* Work item
Exactly how many lines of the data below include the string "meow"? State the number and nothing more.

Dataset rows describing interfaces

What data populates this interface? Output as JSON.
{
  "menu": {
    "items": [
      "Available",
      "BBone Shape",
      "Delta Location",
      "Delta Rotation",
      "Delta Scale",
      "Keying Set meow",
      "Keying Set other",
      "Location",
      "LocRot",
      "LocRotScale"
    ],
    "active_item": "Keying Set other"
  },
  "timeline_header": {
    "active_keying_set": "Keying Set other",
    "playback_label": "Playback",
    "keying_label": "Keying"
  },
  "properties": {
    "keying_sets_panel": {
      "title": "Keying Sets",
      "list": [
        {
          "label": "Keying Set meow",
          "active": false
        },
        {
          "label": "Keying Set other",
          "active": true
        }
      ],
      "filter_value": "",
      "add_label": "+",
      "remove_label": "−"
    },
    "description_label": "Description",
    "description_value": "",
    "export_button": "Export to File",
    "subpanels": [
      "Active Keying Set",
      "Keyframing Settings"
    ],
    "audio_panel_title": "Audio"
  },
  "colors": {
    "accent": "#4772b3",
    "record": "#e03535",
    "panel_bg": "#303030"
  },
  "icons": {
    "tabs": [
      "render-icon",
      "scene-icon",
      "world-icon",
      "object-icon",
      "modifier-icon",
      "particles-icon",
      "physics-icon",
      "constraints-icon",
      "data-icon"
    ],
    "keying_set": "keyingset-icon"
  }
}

* Written response
2